**TASK TO COMPLETE**
What is the number of lines in these records that hold the word "title"? Reply with that number alone.

**EXCERPTED DATA**
[Start of Attachment]
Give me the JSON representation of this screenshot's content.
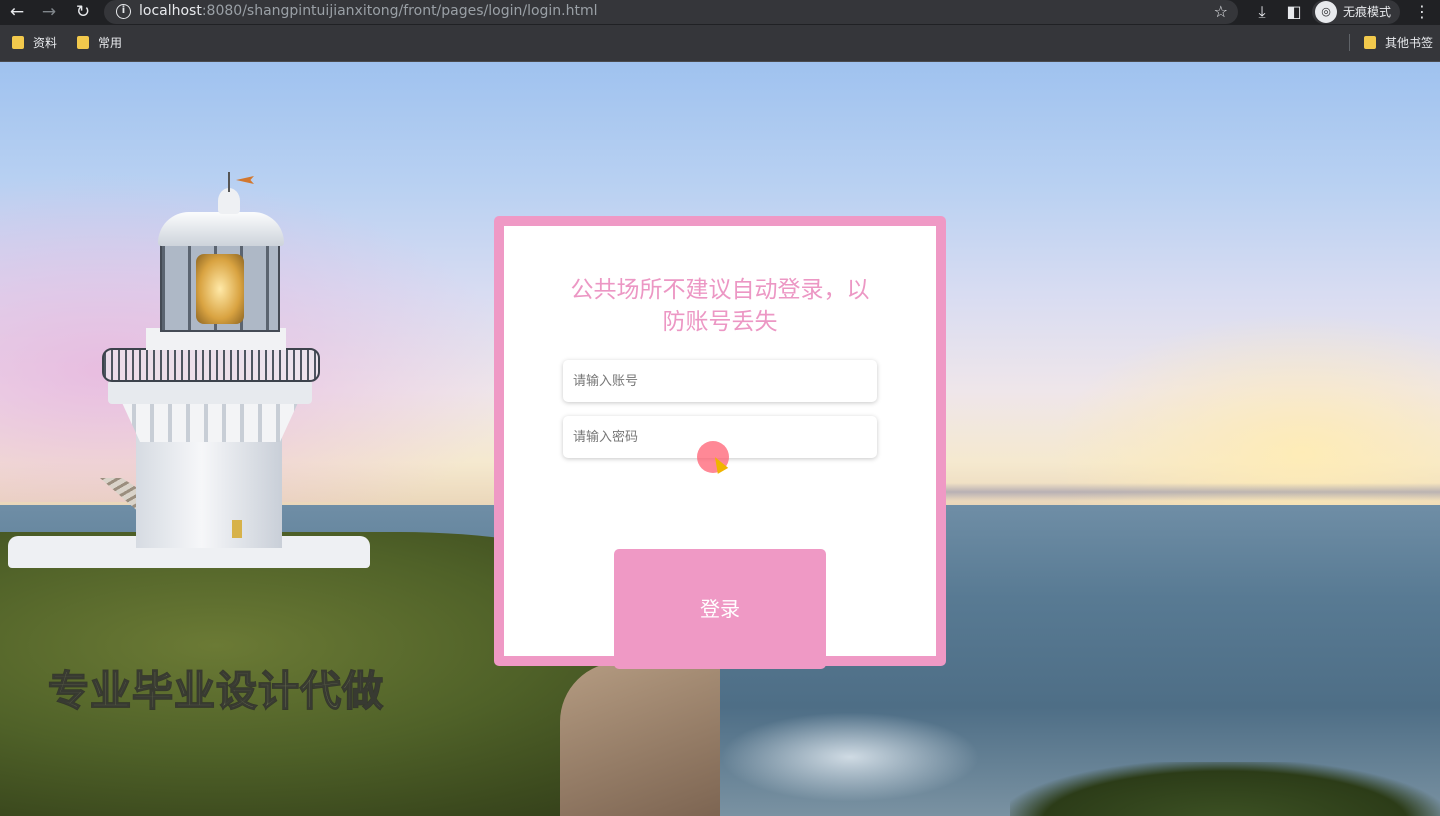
{
  "browser": {
    "url_host": "localhost",
    "url_rest": ":8080/shangpintuijianxitong/front/pages/login/login.html",
    "incognito_label": "无痕模式",
    "nav": {
      "back": "←",
      "forward": "→",
      "reload": "↻",
      "star": "☆",
      "download": "⤓",
      "sidebar": "◧",
      "menu": "⋮",
      "incognito_icon": "◎"
    }
  },
  "bookmarks": {
    "items": [
      {
        "label": "资料",
        "icon": "folder-icon"
      },
      {
        "label": "常用",
        "icon": "folder-icon"
      }
    ],
    "other": {
      "label": "其他书签",
      "icon": "folder-icon"
    }
  },
  "login": {
    "title": "公共场所不建议自动登录，以防账号丢失",
    "account_placeholder": "请输入账号",
    "password_placeholder": "请输入密码",
    "submit_label": "登录"
  },
  "background": {
    "watermark": "专业毕业设计代做"
  },
  "colors": {
    "accent": "#ef99c5",
    "title": "#ec97c4"
  }
}
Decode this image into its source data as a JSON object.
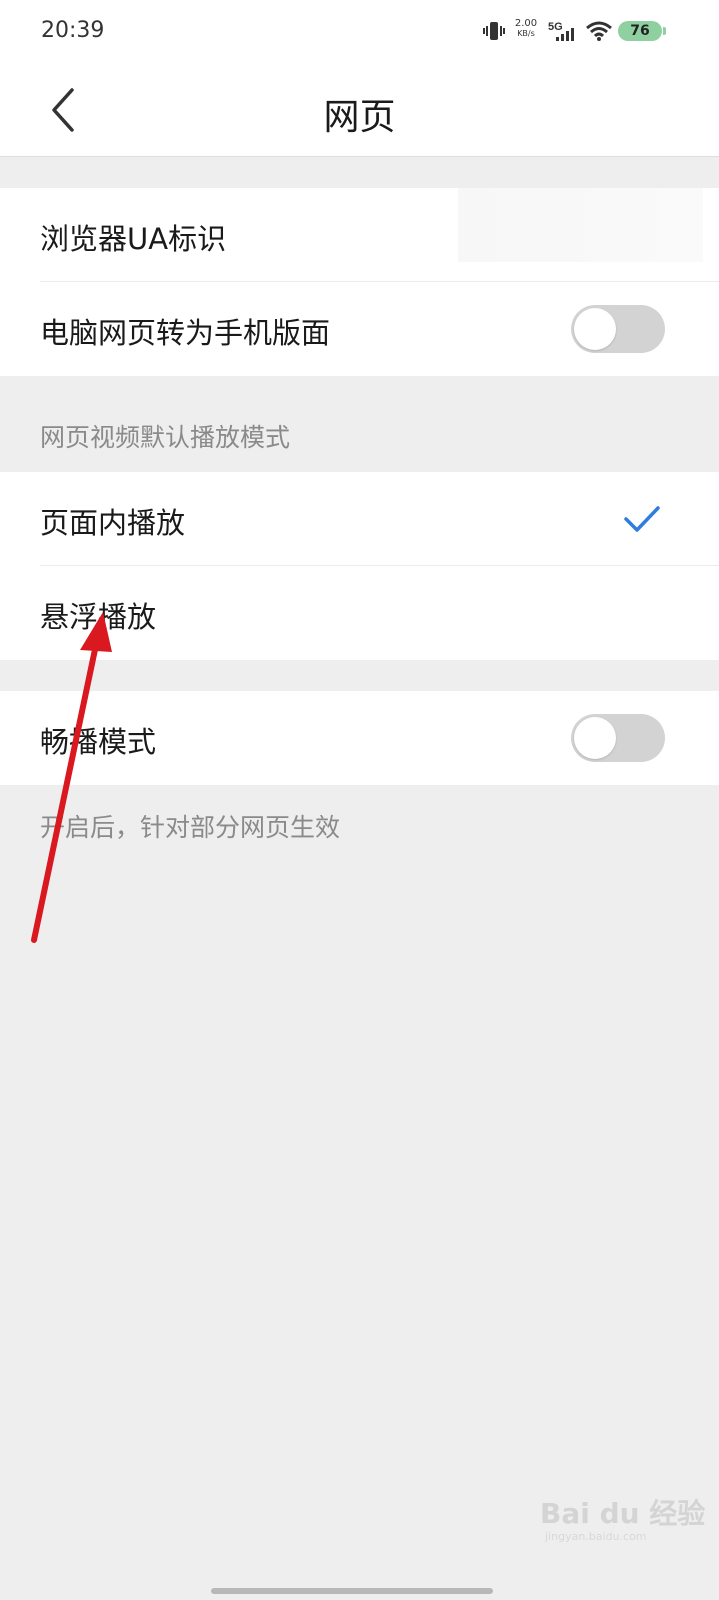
{
  "status_bar": {
    "time": "20:39",
    "net_speed_value": "2.00",
    "net_speed_unit": "KB/s",
    "network_type": "5G",
    "battery_level": "76",
    "icons": [
      "vibrate-icon",
      "signal-icon",
      "wifi-icon",
      "battery-icon"
    ]
  },
  "header": {
    "title": "网页",
    "back_icon": "chevron-left-icon"
  },
  "settings": {
    "ua_label": "浏览器UA标识",
    "desktop_to_mobile_label": "电脑网页转为手机版面",
    "desktop_to_mobile_enabled": false,
    "video_section_header": "网页视频默认播放模式",
    "video_modes": [
      {
        "label": "页面内播放",
        "selected": true
      },
      {
        "label": "悬浮播放",
        "selected": false
      }
    ],
    "smooth_play_label": "畅播模式",
    "smooth_play_enabled": false,
    "smooth_play_note": "开启后，针对部分网页生效"
  },
  "annotation": {
    "arrow_color": "#d9191f"
  },
  "watermark": {
    "text": "Bai du 经验",
    "sub": "jingyan.baidu.com"
  },
  "colors": {
    "accent": "#2f7de1",
    "toggle_off": "#d3d3d3",
    "background": "#eeeeee"
  }
}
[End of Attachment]
**ANSWER TO THIS EXERCISE**
3